"All African colleges are nothing but carbon copies of European colleges. They teach the same thing, the European perspective," said Sensazakulu Zulu, founder of the Ujamaa (collective economics) Shule (school), of Washington.
The discussion, titled "Need, Potential and Feasibility of an Independent African School System," was sponsored by the S.O.U.L. School Institute and the student government of Sojourner-Douglass College. It was held at the college.
Part of the purpose of the meeting was to set up a task force to develop a "shule" or school system from pre-kindergarten through college.
The panelists were Sheila Moore, an instructor at the Park Heights Street Academy, Mr. Zulu, and Dr. Charles Simmons, founder and president of Sojourner-Douglass.
The panelists spoke of an "African" school system, as opposed to a public school "multi-cultural" system.
Dr. Simmons said that the African American community should "exercise our right to educational and political self-determination, and move collectively to define for ourselves the significance of education from our own perspective," in a worldwide system of independent African schools.
He suggested that the curriculum should be "project-oriented, providing students an opportunity to link theory with practice, to test theory in application."
Mr. Zulu attended Howard University's School of Law. He says he became a founding member of the Student Non-violent Coordinating Committee before he felt the need to become more involved through the worlds of business and education.
Ms. Moore spoke from the perspective of being an instructor at Park Heights Academy. A researcher with the African Heritage Education and Research Institute, she is a member of the African American Women's Caucus. She is a former teacher with the Baltimore public school system.

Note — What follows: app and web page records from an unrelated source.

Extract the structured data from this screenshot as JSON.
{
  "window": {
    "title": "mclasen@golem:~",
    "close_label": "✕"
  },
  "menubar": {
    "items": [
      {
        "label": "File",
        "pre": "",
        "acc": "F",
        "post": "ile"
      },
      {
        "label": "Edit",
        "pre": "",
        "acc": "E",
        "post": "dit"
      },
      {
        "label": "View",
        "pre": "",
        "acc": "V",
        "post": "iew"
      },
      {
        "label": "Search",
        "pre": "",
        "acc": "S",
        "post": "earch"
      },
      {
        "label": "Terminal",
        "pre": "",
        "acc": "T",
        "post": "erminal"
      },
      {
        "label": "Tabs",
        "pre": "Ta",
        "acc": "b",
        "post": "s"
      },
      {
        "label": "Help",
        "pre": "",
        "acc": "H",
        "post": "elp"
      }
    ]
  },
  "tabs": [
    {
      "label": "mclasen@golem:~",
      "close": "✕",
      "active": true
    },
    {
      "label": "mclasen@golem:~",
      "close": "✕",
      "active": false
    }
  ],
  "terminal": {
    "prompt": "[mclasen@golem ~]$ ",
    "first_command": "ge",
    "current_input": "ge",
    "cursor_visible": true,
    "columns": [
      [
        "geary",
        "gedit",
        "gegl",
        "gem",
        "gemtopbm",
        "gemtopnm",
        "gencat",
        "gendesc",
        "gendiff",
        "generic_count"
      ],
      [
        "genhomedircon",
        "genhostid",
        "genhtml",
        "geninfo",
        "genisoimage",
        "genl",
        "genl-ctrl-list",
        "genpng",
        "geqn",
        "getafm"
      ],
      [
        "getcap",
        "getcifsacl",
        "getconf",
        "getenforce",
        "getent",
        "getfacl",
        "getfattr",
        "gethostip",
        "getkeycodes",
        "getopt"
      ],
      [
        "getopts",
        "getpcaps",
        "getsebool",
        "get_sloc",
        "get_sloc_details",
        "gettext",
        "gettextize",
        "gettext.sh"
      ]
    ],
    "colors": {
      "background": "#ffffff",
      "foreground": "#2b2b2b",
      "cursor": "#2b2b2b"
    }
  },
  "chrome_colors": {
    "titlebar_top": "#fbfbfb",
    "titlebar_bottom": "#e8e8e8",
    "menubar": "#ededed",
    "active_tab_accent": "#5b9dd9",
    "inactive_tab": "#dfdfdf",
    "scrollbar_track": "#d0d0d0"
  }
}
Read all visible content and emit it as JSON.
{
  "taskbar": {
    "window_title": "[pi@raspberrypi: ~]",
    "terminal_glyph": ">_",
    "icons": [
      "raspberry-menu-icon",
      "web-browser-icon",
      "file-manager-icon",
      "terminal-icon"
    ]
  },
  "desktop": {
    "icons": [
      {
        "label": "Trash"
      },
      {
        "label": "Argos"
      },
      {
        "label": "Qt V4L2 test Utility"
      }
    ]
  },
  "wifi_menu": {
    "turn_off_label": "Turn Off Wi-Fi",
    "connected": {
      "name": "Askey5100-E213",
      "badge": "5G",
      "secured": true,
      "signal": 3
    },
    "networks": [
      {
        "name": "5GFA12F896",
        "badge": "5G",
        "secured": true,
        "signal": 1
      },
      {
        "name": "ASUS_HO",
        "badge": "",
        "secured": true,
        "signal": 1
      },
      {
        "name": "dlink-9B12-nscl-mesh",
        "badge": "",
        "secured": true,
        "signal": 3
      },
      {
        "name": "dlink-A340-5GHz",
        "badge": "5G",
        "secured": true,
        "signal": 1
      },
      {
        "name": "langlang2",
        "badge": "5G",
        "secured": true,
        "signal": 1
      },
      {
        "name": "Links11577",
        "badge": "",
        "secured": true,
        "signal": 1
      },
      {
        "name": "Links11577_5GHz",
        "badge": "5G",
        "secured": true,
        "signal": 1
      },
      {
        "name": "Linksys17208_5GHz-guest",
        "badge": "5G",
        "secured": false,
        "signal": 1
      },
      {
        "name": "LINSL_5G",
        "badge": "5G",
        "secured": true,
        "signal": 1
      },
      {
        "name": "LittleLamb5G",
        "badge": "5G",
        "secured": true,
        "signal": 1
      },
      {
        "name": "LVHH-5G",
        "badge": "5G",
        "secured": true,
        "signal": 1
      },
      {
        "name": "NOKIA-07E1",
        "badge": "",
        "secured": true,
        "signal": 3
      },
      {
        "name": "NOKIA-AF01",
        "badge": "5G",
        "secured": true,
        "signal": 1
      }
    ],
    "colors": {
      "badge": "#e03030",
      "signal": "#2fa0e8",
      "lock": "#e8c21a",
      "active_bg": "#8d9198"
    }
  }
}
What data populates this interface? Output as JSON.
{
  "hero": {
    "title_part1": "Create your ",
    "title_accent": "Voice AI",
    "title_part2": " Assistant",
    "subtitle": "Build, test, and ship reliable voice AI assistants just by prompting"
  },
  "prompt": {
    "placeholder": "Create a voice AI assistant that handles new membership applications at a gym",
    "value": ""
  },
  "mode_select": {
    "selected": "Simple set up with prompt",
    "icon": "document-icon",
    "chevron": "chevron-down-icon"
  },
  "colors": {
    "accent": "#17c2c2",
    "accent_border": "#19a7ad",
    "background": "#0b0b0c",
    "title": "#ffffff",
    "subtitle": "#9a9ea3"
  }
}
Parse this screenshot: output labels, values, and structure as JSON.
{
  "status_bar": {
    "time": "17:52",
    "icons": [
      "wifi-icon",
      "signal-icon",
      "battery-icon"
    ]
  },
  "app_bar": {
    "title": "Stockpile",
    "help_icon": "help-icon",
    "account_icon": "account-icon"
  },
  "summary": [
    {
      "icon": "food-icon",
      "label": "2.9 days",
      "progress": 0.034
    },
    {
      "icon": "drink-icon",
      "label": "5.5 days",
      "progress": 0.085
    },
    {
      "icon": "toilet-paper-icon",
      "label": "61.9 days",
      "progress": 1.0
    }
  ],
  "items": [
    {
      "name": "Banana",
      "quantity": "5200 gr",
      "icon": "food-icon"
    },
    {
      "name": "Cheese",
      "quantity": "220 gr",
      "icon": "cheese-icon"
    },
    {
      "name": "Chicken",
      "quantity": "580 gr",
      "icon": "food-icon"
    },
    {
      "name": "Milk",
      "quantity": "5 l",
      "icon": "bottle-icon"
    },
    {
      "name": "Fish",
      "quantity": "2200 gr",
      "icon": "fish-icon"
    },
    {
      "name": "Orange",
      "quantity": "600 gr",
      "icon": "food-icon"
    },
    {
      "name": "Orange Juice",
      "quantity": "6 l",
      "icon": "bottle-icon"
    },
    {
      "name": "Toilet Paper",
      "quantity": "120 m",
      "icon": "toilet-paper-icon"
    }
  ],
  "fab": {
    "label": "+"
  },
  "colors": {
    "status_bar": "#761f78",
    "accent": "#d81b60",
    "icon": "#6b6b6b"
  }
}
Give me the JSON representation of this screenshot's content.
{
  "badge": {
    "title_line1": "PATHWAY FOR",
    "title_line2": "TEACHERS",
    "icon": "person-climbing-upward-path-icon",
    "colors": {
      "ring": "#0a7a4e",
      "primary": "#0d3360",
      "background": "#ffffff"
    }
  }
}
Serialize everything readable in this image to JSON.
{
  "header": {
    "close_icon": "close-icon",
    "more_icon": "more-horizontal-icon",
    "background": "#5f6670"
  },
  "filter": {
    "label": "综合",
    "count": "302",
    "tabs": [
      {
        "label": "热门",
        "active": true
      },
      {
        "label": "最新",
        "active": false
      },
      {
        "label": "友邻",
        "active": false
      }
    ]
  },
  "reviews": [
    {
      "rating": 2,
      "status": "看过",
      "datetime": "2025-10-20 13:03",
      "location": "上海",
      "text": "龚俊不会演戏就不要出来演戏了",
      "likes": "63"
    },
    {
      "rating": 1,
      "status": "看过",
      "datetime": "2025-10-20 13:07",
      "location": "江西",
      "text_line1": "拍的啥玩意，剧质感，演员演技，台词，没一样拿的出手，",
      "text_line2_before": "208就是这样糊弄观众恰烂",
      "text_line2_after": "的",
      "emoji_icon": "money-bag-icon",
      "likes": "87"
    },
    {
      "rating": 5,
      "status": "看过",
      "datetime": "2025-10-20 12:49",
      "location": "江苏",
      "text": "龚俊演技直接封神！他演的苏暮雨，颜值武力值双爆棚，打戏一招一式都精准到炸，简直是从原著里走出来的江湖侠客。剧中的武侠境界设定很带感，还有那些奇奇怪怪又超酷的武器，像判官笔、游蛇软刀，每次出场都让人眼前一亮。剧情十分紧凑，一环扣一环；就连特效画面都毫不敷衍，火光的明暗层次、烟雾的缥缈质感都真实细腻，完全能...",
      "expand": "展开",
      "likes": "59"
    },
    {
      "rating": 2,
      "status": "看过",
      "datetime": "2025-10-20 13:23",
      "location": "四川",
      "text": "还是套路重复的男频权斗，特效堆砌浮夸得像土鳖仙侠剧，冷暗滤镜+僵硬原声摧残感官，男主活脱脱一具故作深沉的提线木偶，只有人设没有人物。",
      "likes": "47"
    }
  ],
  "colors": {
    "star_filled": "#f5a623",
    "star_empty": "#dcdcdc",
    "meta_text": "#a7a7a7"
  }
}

"It is obvious that the present systems have failed our people and we see that every day," she said. "I think that it might have been rather naive for us to think that it was even supposed to do anything for us in the first place. Many of us, including educators and activists, lack serious discipline for self-study."